I made it to the 50’s! I don’t know what I was expecting, but when I picked up the book and glanced at the cover, I knew is was no Leave it to Beaver.
This book is only 120 pages long, but it is a looong 120-pages. I usually enjoy a good medieval setting, but not a whole lot happens until the end. The main character, a whiny 10 year old son of a lord, gets polio (At least, I’m pretty sure it’s polio. It’s not named since they didn’t know what it was back then.) and as a result, he learns how to read, write, work with wood and play music because he can’t really do much else. I did appreciate the premise that a lot of good can come out of something terrible like polio. If he hadn’t gotten sick, Robin probable would have continued being a little spoiled jerk and would have grown up to be a pretty terrible lord. Even though the novel is short, you can see him change throughout the story. By the end, he’s a pretty likable character, and you find yourself wondering at what point in the book it actually happened. That takes some artistry on the part of the author.
Speaking of artistry, the illustrations in this book were pretty magnificent. You can tell that a lot of time-consuming work went into the tiny details
The Door in the Wall isn’t my favorite Newbery winner, but it’s definitely not my least favorite.( The wasn’t a whole lot of American competition. Narnia was going on over in Britain, but wasn’t eligible) It has a really good, optimistic message without being preachy at all.
I give it three out of five Newbery Pies
ps. Did anyone else notice Geoffery in the book? I’m pretty sure that kid grows up to be Chaucer, but I couldn’t find anything online to back that up.
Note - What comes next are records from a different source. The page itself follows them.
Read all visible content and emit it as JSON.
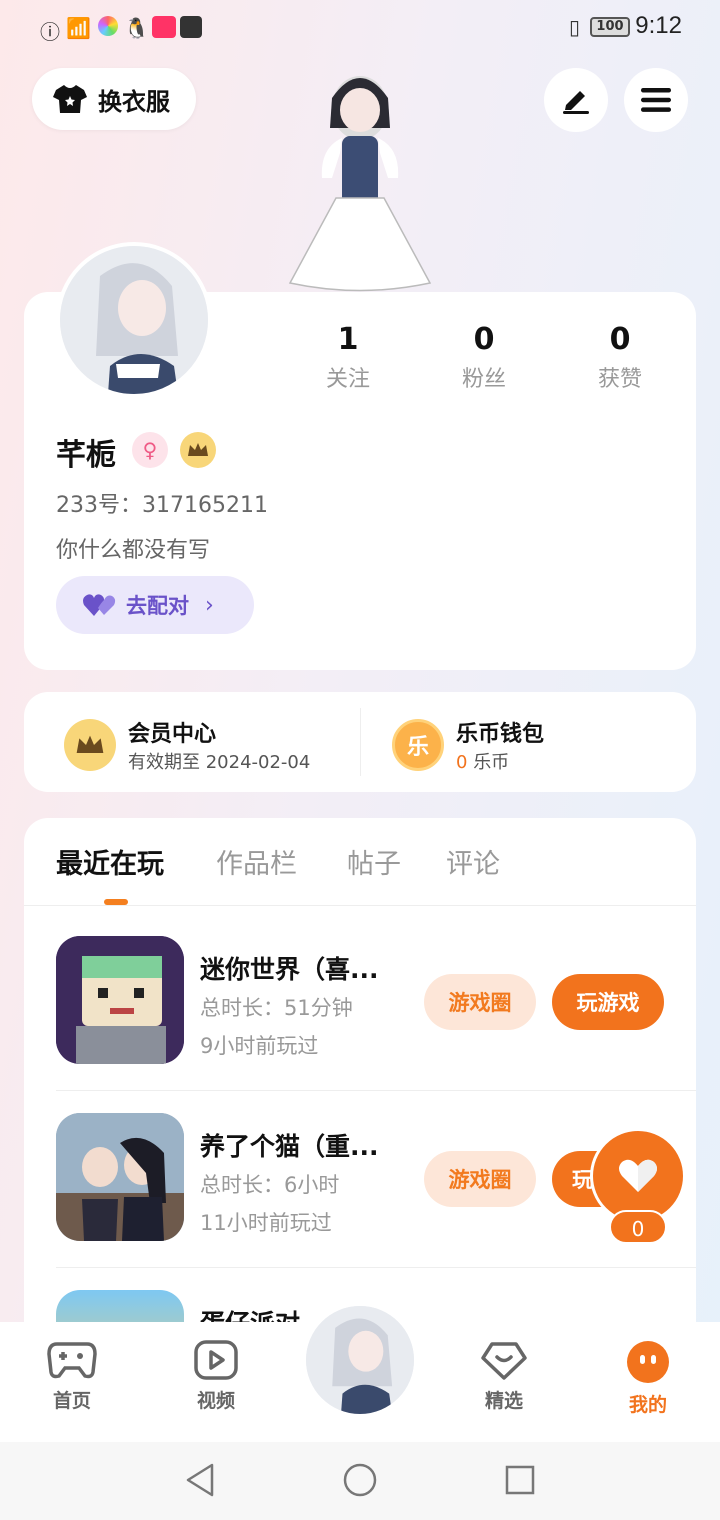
{
  "status_bar": {
    "time": "9:12",
    "battery": "100"
  },
  "header": {
    "outfit_label": "换衣服",
    "edit_icon": "pen-icon",
    "menu_icon": "hamburger-icon"
  },
  "profile": {
    "stats": [
      {
        "num": "1",
        "label": "关注"
      },
      {
        "num": "0",
        "label": "粉丝"
      },
      {
        "num": "0",
        "label": "获赞"
      }
    ],
    "username": "芊栀",
    "uid": "233号：317165211",
    "bio": "你什么都没有写",
    "match_label": "去配对"
  },
  "member": {
    "title": "会员中心",
    "sub": "有效期至 2024-02-04"
  },
  "wallet": {
    "title": "乐币钱包",
    "amount": "0",
    "unit": "乐币",
    "icon_char": "乐"
  },
  "tabs": [
    "最近在玩",
    "作品栏",
    "帖子",
    "评论"
  ],
  "games": [
    {
      "name": "迷你世界（喜...",
      "duration": "总时长：51分钟",
      "last_played": "9小时前玩过",
      "circle_label": "游戏圈",
      "play_label": "玩游戏"
    },
    {
      "name": "养了个猫（重...",
      "duration": "总时长：6小时",
      "last_played": "11小时前玩过",
      "circle_label": "游戏圈",
      "play_label": "玩"
    },
    {
      "name": "蛋仔派对"
    }
  ],
  "float_like": {
    "count": "0"
  },
  "nav": [
    {
      "label": "首页"
    },
    {
      "label": "视频"
    },
    {
      "label": "精选"
    },
    {
      "label": "我的"
    }
  ],
  "colors": {
    "accent": "#f2731d",
    "purple": "#6a52c9"
  }
}
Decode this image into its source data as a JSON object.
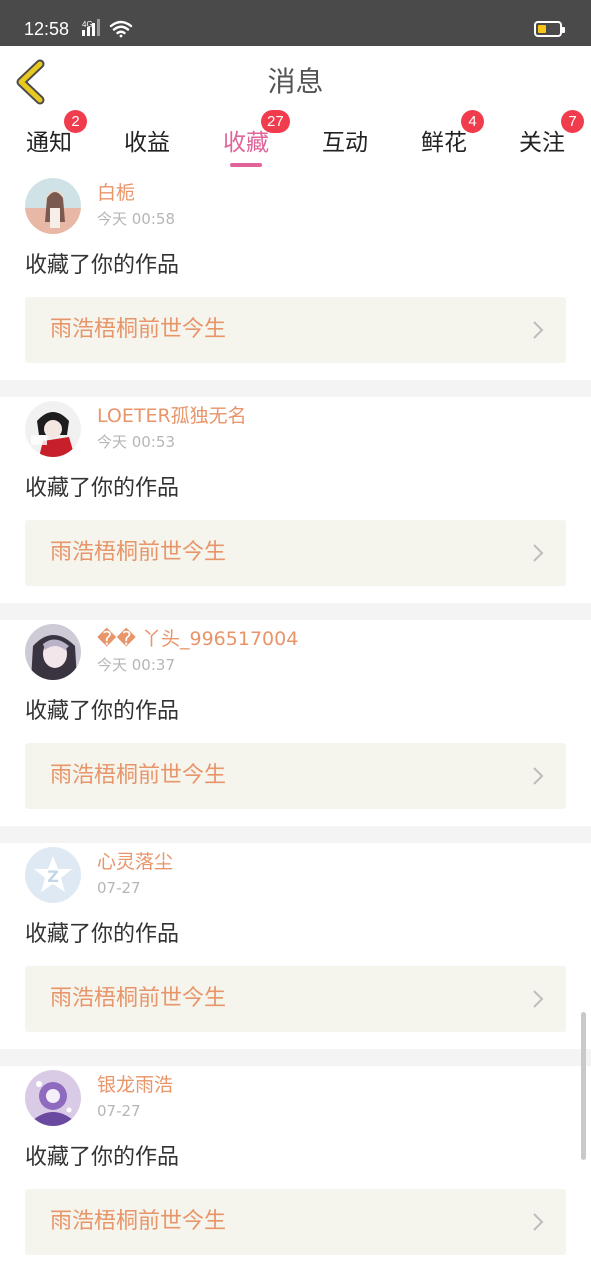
{
  "status_bar": {
    "time": "12:58",
    "network": "4G",
    "icons": [
      "signal-icon",
      "wifi-icon",
      "battery-icon"
    ]
  },
  "header": {
    "title": "消息",
    "back_icon": "chevron-left-icon"
  },
  "tabs": [
    {
      "label": "通知",
      "badge": "2",
      "active": false
    },
    {
      "label": "收益",
      "badge": "",
      "active": false
    },
    {
      "label": "收藏",
      "badge": "27",
      "active": true
    },
    {
      "label": "互动",
      "badge": "",
      "active": false
    },
    {
      "label": "鲜花",
      "badge": "4",
      "active": false
    },
    {
      "label": "关注",
      "badge": "7",
      "active": false
    }
  ],
  "feed": [
    {
      "username": "白栀",
      "time": "今天 00:58",
      "action": "收藏了你的作品",
      "work": "雨浩梧桐前世今生"
    },
    {
      "username": "LOETER孤独无名",
      "time": "今天 00:53",
      "action": "收藏了你的作品",
      "work": "雨浩梧桐前世今生"
    },
    {
      "username": "�� 丫头_996517004",
      "time": "今天 00:37",
      "action": "收藏了你的作品",
      "work": "雨浩梧桐前世今生"
    },
    {
      "username": "心灵落尘",
      "time": "07-27",
      "action": "收藏了你的作品",
      "work": "雨浩梧桐前世今生"
    },
    {
      "username": "银龙雨浩",
      "time": "07-27",
      "action": "收藏了你的作品",
      "work": "雨浩梧桐前世今生"
    }
  ],
  "colors": {
    "accent": "#e0649a",
    "name_orange": "#e8956a",
    "badge_red": "#f03c4d",
    "card_bg": "#f5f5ed",
    "back_arrow": "#c8a400"
  }
}
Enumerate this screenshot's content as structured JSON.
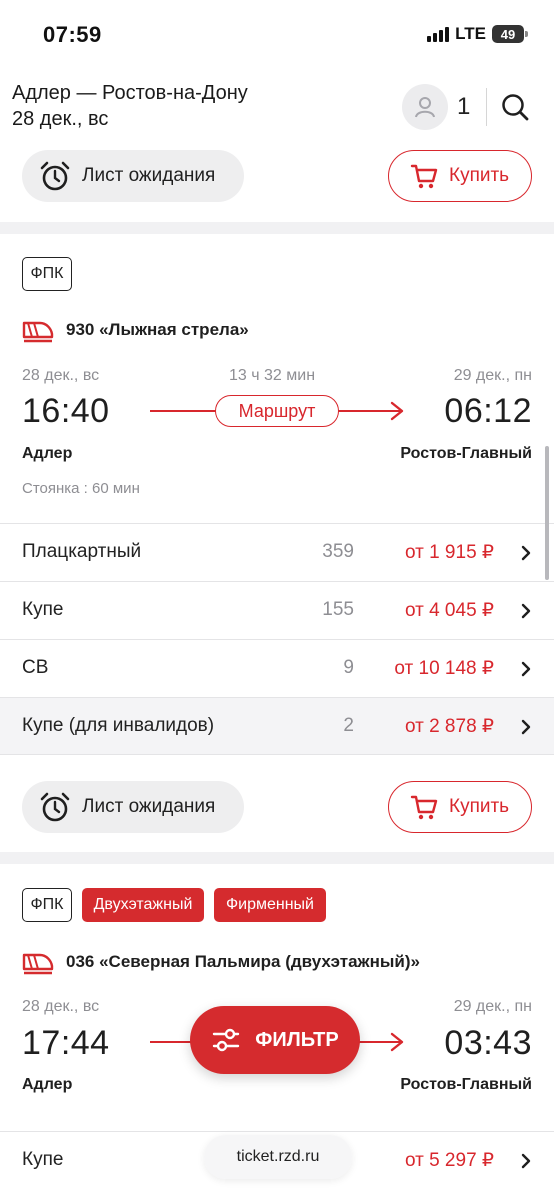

Next up: Ginger Pye. (Jake and I already covered Amos Fortune, the 1951 winner, last summer.)